  10. Dimoff, J. K., Kelloway, E. K., & Burnstein, M. D. (2016). Mental health awareness training (MHAT): The development and evaluation of an intervention for workplace leaders. International Journal of Stress Management, 23(2), 167-187.
  11. Ellis, A. M., Casey, T. W., & Krauss, A. D. (2017). Setting the foundation for well-being: Evaluation of a supervisor-focused mental health training. Occupational Health Science, 1(1-2), 67-88.
  12. Dimoff, J. K., & Kelloway, E. K. (2019). With a little help from my boss: The impact of workplace mental health training on leader behaviors and employee resource utilization. Journal of Occupational Health Pychology,24(1), 4-19.

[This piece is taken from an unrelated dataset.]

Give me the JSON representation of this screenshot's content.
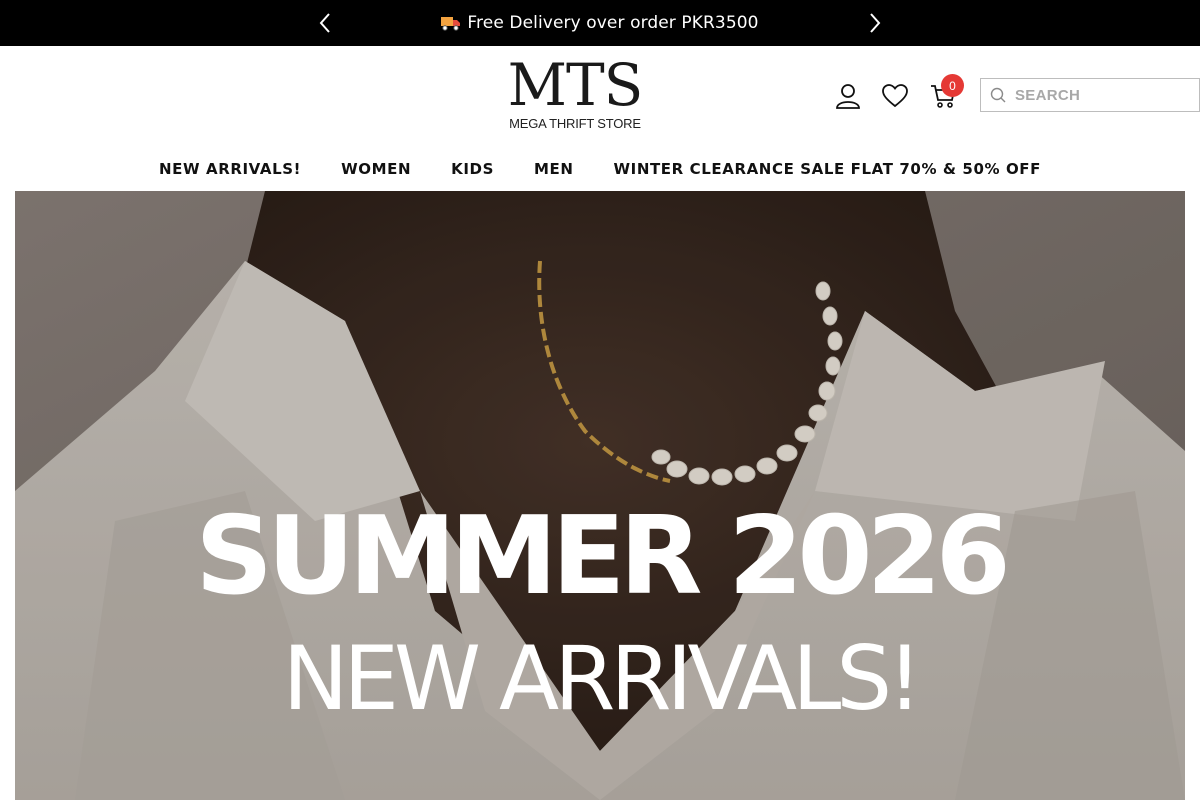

  13. Shann, C., Martin, A., & Chester, A. (2014). Improving workplace mental health: a training needs analysis to inform beyondblue’s online resource for leaders. Asia Pacific Journal of Human Resources, 52(3), 298-315.
  14. TNS. (2014). State of Workplace Mental Health in Australia. Melbourne: beyondblue.
  15. Kitchener, B. A., & Jorm, A. F. (2004). Mental health first aid training in a workplace setting: a randomized controlled trial [ISRCTN13249129]. BMC psychiatry, 4(1), 23.
  16. Hennekam, S., Follmer, K., & Beatty, J. (2021). Exploring mental illness in the workplace: the role of HR professionals and processes.
  17. Hennekam, S., Follmer, K., & Beatty, J. (2021). Exploring mental illness in the workplace: the role of HR professionals and processes.
Next step

Support and Accommodate Illness

The Support and Accommodate Illness building block aims to remove barriers to employees seeking help, and to provide readily accessible mental health support for employees.